Just as a quick overview then, when betting on the Drivers Championship, you are betting on the driver that finishes the season with the most points out of any of the others.
Other betting markets
Like all main betting markets, over the years there have been several related markets that have cropped alongside. Here are a few of them:
- Betting without – This market is where you are able to exclude one or more drivers from the running to create a more open field. This means that the driver that is “without” in the market will not be included in the overall standings. For example, if you bet on a market without Lewis Hamilton, if Hamilton won the Championship, the bet would be paid out for the driver that finished 2nd.
- Top 2/4/6/10 finish – This is a positions based bet where you are able to bet on drivers that finish within a certain number of positions on the table. The wider the positions, the shorter odds for each driver. It’s worth noting that for this it doesn’t matter where within that bracket they finish, as long as they are in it you get paid the same amount.
Each way betting
A bet that is not commonly associated with Formula 1 is that of each way betting. This is where you break a single bet into two, with half going on the win and half going on the place.
For the Drivers’ Championship, if you were to place an each way bet for the winner then the win portion of the bet would obviously be on your selected driver finishing 1st, but the place portion of the bet would be on them finishing in the top 2 spots. The bookmakers will pay out a percentage of the odds for the place bet, which is usually ¼ odds, although you can find higher if you shop around.
This bet allows you some wiggle room and also gets you a return for your selection if they aren’t quite able to get over the line first. A great time to use this is when you think teams are starting to come from a transitional period and become title contenders. It could be that a driver has been able to get into a better team or has a stronger car, but the place part of the bet gives you a bit of back up regardless.
As with all sports, you can apply a fair bit of strategy to the Drivers’ Championship, with some of our top tips below.
One of the things that you will notice with F1 is that there are often driver trends as to how many Championships they have won and when they have been able to win them.
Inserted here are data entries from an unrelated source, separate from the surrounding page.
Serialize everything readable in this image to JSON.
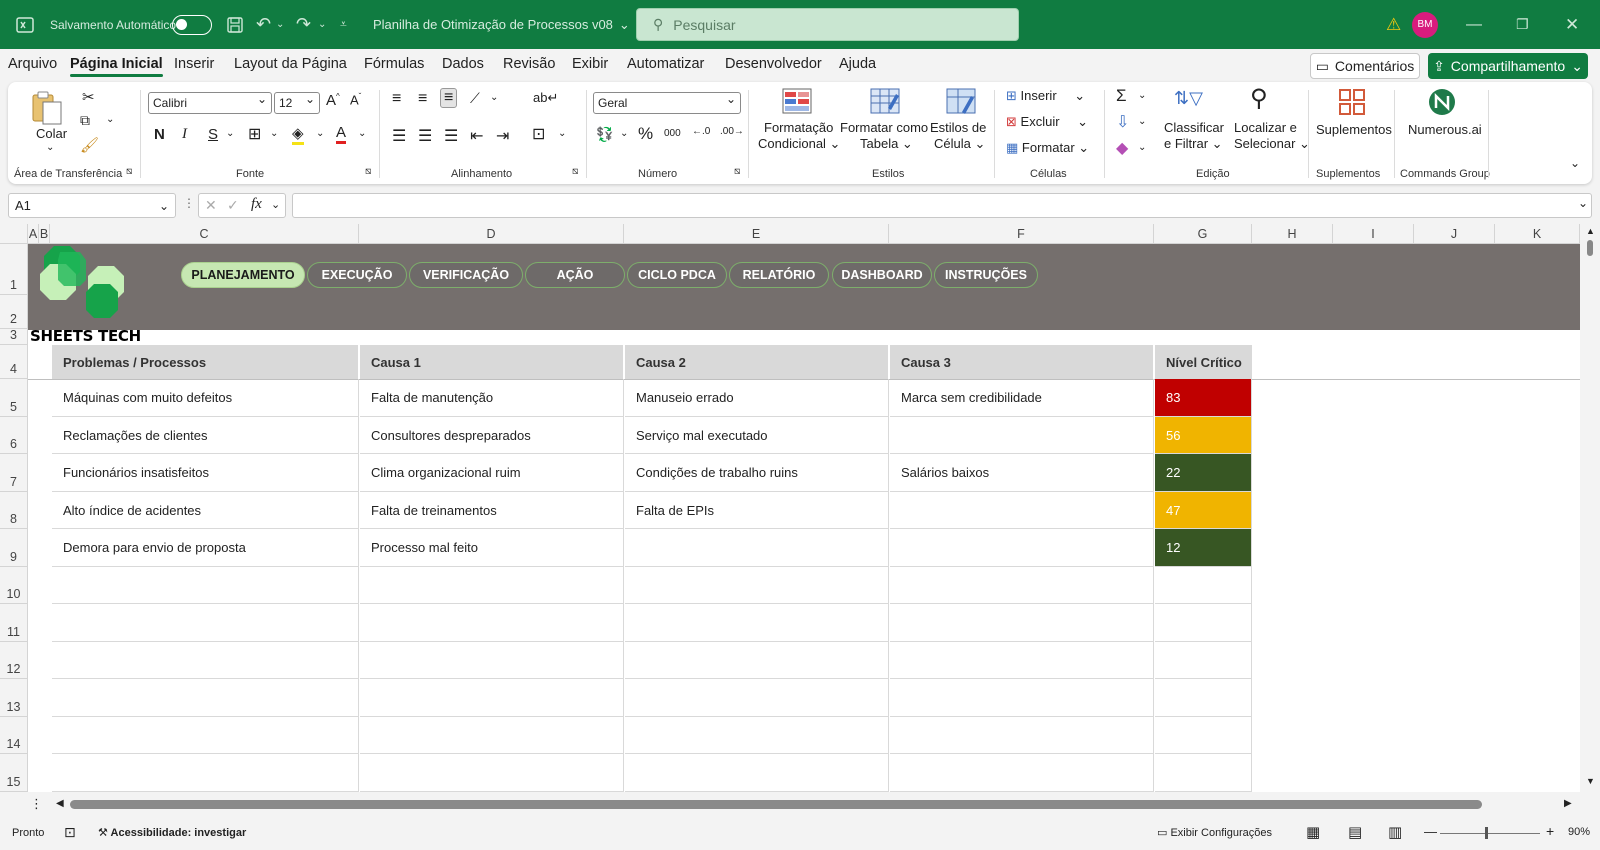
{
  "titlebar": {
    "autosave_label": "Salvamento Automático",
    "document_title": "Planilha de Otimização de Processos v08",
    "search_placeholder": "Pesquisar",
    "avatar_initials": "BM",
    "accent": "#107c41"
  },
  "menu": {
    "items": [
      "Arquivo",
      "Página Inicial",
      "Inserir",
      "Layout da Página",
      "Fórmulas",
      "Dados",
      "Revisão",
      "Exibir",
      "Automatizar",
      "Desenvolvedor",
      "Ajuda"
    ],
    "active": "Página Inicial",
    "comments_label": "Comentários",
    "share_label": "Compartilhamento"
  },
  "ribbon": {
    "paste_label": "Colar",
    "font_name": "Calibri",
    "font_size": "12",
    "number_format": "Geral",
    "conditional_format": [
      "Formatação",
      "Condicional"
    ],
    "format_table": [
      "Formatar como",
      "Tabela"
    ],
    "cell_styles": [
      "Estilos de",
      "Célula"
    ],
    "insert_label": "Inserir",
    "delete_label": "Excluir",
    "format_label": "Formatar",
    "sort_filter": [
      "Classificar",
      "e Filtrar"
    ],
    "find_select": [
      "Localizar e",
      "Selecionar"
    ],
    "addins_label": "Suplementos",
    "numerous_label": "Numerous.ai",
    "groups": {
      "clipboard": "Área de Transferência",
      "font": "Fonte",
      "alignment": "Alinhamento",
      "number": "Número",
      "styles": "Estilos",
      "cells": "Células",
      "editing": "Edição",
      "addins": "Suplementos",
      "commands": "Commands Group"
    }
  },
  "formula_bar": {
    "name_box": "A1",
    "fx_label": "fx",
    "formula": ""
  },
  "sheet": {
    "columns": [
      "A",
      "B",
      "C",
      "D",
      "E",
      "F",
      "G",
      "H",
      "I",
      "J",
      "K"
    ],
    "rows": [
      "1",
      "2",
      "3",
      "4",
      "5",
      "6",
      "7",
      "8",
      "9",
      "10",
      "11",
      "12",
      "13",
      "14",
      "15"
    ],
    "nav_buttons": [
      "PLANEJAMENTO",
      "EXECUÇÃO",
      "VERIFICAÇÃO",
      "AÇÃO",
      "CICLO PDCA",
      "RELATÓRIO",
      "DASHBOARD",
      "INSTRUÇÕES"
    ],
    "active_nav": "PLANEJAMENTO",
    "brand": "SHEETS TECH",
    "table_headers": [
      "Problemas / Processos",
      "Causa 1",
      "Causa 2",
      "Causa 3",
      "Nível Crítico"
    ],
    "table_rows": [
      [
        "Máquinas com muito defeitos",
        "Falta de manutenção",
        "Manuseio errado",
        "Marca sem credibilidade",
        "83"
      ],
      [
        "Reclamações de clientes",
        "Consultores despreparados",
        "Serviço mal executado",
        "",
        "56"
      ],
      [
        "Funcionários insatisfeitos",
        "Clima organizacional ruim",
        "Condições de trabalho ruins",
        "Salários baixos",
        "22"
      ],
      [
        "Alto índice de acidentes",
        "Falta de treinamentos",
        "Falta de EPIs",
        "",
        "47"
      ],
      [
        "Demora para envio de proposta",
        "Processo mal feito",
        "",
        "",
        "12"
      ]
    ],
    "level_colors": [
      "#c00000",
      "#f0b400",
      "#375623",
      "#f0b400",
      "#375623"
    ]
  },
  "statusbar": {
    "ready": "Pronto",
    "accessibility": "Acessibilidade: investigar",
    "display_settings": "Exibir Configurações",
    "zoom": "90%"
  }
}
It’s not uncommon for drivers to go on winning several years on the bounce.
As a bettor though, you need to be able to see when the trends are starting and when they might be coming to an end. This is pretty tough to do, but when targeting for the next season you really need to be looking at how cars end the current/previous season as to how they might fare next year.
2009 is a really good example of trend spotting like this. Jenson Button won that year (notably his second Championship win in consecutive seasons), but the majority of his work was done in the first half of the season. Button didn’t actually win a race from the 7th Grand Prix in Tukey onwards, and there were 17 Grand Prix’s in the season.
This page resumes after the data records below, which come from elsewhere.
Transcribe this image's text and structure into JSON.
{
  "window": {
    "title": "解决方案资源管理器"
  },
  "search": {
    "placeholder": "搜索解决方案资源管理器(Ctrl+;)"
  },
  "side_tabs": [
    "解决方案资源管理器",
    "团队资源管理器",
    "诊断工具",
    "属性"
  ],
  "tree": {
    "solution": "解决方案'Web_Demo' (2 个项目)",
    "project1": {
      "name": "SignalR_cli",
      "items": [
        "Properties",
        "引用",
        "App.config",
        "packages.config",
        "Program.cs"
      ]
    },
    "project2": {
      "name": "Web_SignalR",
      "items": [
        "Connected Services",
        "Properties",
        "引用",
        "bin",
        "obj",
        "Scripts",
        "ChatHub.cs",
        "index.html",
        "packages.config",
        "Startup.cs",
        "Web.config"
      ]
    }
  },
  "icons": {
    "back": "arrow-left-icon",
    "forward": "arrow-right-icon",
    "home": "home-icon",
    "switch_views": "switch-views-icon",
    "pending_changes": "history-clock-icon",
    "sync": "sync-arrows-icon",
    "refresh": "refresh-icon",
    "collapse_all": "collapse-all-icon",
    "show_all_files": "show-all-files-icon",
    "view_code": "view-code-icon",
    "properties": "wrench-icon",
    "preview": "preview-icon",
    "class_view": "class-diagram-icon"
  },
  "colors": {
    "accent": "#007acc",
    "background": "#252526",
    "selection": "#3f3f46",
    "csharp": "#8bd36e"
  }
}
The driver (and team) that finished the strongest that year was Sebastian Vettel driving for Red Bull. Red Bull were on pole for 4 of the last 6 races and Vettel for 2 of those, but Vettel also won 2 of the last 3 races that season and it was clear that the Red bull had the car that was finishing strongest coming into the next season.
This was underlined by the fact that Vettel then went on to win 4 consecutive Drivers Championships, a record only equalled by that of Juan Manuel Fangio and Michael Schumacher no less.
These are trends that might not be all that easy to spot, and when drivers and cars are in their prime it’s tough to see anyone beating them, but all these winning runs come to an end at some point. Eventually someone is able to get a better car than the last year’s winner and things change again.
Another point to make is that there have only been 16 multiple world championship winning drivers in F1 since 1950. This means that when drivers get in, they often stay right at the top.
Take pre-season testing with a big pinch of salt
One of the areas that many bettors used to follow religiously is watching teams in pre-season and seeing who was fastest there, before lumping a bet on the best drivers.
It’s pretty common knowledge now that a lot of teams don’t run at full capacity in pre-season testing, so you need to be really careful with this data.
Most F1 teams are insanely paranoid about leaking information on how their car is performing and how they might have improved it to their rivals. They use testing to work with certain aspects of the car and turn down other parts to keep a moderate overall speed.
For example, if they are testing a new front wing then they might adjust the rear wing to balance it out, whilst still getting the data they need at the front.